Tea & Two Slices is a long-running local news round-up by NEEDS frontman and veteran dishwasher Sean Orr, who lives and works in Gastown, deeply aware of his privilege.
We live in a police state: Vancouver police want $340.4 million or more than one-fifth of the city’s entire 2020 operating budget. Even someone who isn’t as anti-cop as I am must see this is a fucking joke. This is 7.3 percent more than Vancouver spent on policing in 2019 and 10.8 percent more than 2018. Bloated $358k salary for the chief aside, this is a police force that has historically failed in their de facto (whether they like it or not) role as frontline mental health workers, and repeatedly failed to prove they can de-escalate tense situations. We should be slashing the VPD budget, not increasing it — especially in the face of the coming decriminalization of all drugs.
Why? Because this is the same force that is currently under investigation for corruption relating to the case of a cop sexually exploiting women who were themselves victims of sex crimes; the same force that is facing a public hearing over excessive force; and the same force that killed the unarmed and not intoxicated Myles Gray (and refused to press charges against the gang of officers responsible). And these are just the most recent examples in a long and sordid history of VPD crimes and corruption.
Now to the question of how we’re going to pay for it. City of Vancouver proposes 9.3% hike in fees, property tax for 2020. And guess who this will be passed on to? Renters. So what did the City do?
A minuscule 25% hike in the Empty Homes tax when Kennedy promised to triple it: Vancouver council bumps empty home tax rate up to 1.25 per cent. “During Wednesday’s council meeting, COPE Coun. Jean Swanson proposed raising the tax up to 1.9 per cent, but failed to get support from her fellow councillors…”

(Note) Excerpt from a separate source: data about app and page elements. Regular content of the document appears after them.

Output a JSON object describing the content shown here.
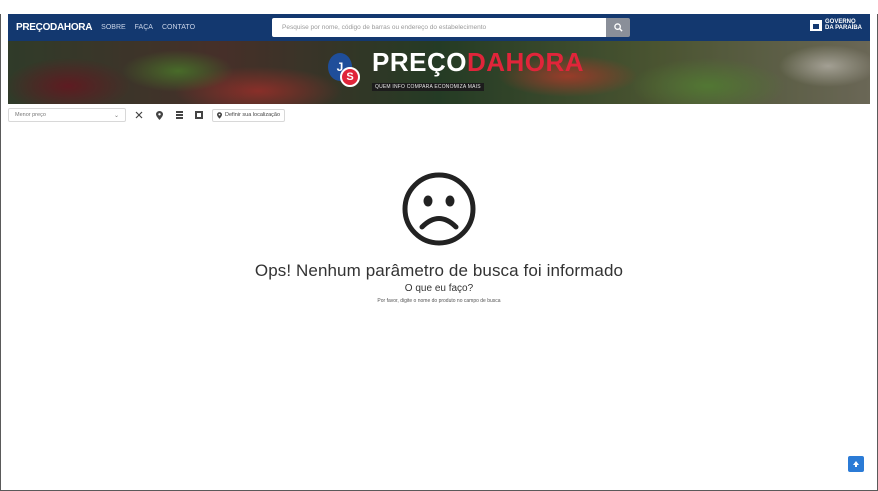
{
  "navbar": {
    "brand": "PREÇODAHORA",
    "links": [
      "SOBRE",
      "FAÇA",
      "CONTATO"
    ],
    "search_placeholder": "Pesquise por nome, código de barras ou endereço do estabelecimento",
    "gov_text_line1": "GOVERNO",
    "gov_text_line2": "DA PARAÍBA"
  },
  "banner": {
    "logo_j": "J",
    "logo_s": "S",
    "logo_preco": "PREÇO",
    "logo_dahora": "DAHORA",
    "tagline": "QUEM INFO COMPARA ECONOMIZA MAIS"
  },
  "toolbar": {
    "select_value": "Menor preço",
    "location_label": "Definir sua localização"
  },
  "message": {
    "face": "☹",
    "headline": "Ops! Nenhum parâmetro de busca foi informado",
    "subheadline": "O que eu faço?",
    "hint": "Por favor, digite o nome do produto no campo de busca"
  },
  "colors": {
    "navbar_bg": "#13386f",
    "brand_red": "#e0253a",
    "brand_blue": "#1f4e9a",
    "float_button": "#2b7bd6"
  },
  "icons": {
    "search": "search-icon",
    "close": "close-icon",
    "pin": "map-pin-icon",
    "list": "list-icon",
    "grid": "grid-icon",
    "top": "arrow-up-icon"
  }
}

But if you think that makes the council look like cowards, watch this: Vacancy Control Rescinded. Background:
Council voted to put the lobby group Landlord BC in charge of administering a $1.5 million grant as part of a project to retrofit old buildings without tenant displacement.
Swanson made an amendment to make the grant conditional on tying rent control to the unit in the buildings (i.e. implementing vacancy control) which surprising enough passed.
Lo and behold, LandlordBC wrote to City right away and threatened to pull out of the project, which scared the council into rescinding the vote and eventually voting it down.
Can you tell who really runs City Hall yet?
To recap: A property tax hike, inexplicably spun by the media as a tool in curbing speculation, which will filter down to renters, to pay for the police to increase its criminalization of poverty, without shifting some of the commercial property tax burden, then voting for density increases without social benefit and with no proof they will be affordable, while voting down vacancy control in…the eviction capital of Canada (One in 10 British Columbians has been forced to move, research shows).
Oh, but hey…at least we aren’t pretending these for profit rental projects are affordable anymore: Stop describing market rentals as affordable, Vancouver city council finally orders staff
Remember folks, the kind of market rate blanket density that Council approved the other night is only going to make Vancouver more segregated. From 2018: By the Numbers: Metro Vancouver’s Increasing Inequality and Division.
Others who live in Metro Vancouver might’ve glimpsed these scenes too, but what they don’t show is the bigger picture of how our region is changing — and becoming more segregated and unequal. It’s the side often ignored when heralds share the dense and sustainable “Vancouverism” school of city building with the world.
Another reminder: Why Rent Control Works. “Neoliberals are wrong: rent control protects tenants, is good for the housing market, promotes lively cities, and reduces one of the biggest sources of rising inequality today. We need to expand it dramatically”.
Meanwhile, NPA members elect a former Rebel Media bureau chief and the B.C. Conservatives president to party board. I expect a name change to the Hyper Partisan Association forthcoming.
What Makes a Street Special? “Vancouver’s ‘fine grained’ arteries are losing their character to blocky new buildings. If you feel sad, here’s why.”
Downtown Vancouver’s Tsui Hang Village Restaurant goes dark without explanation. 86 Vancouver’s beloved 1am “cold tea“.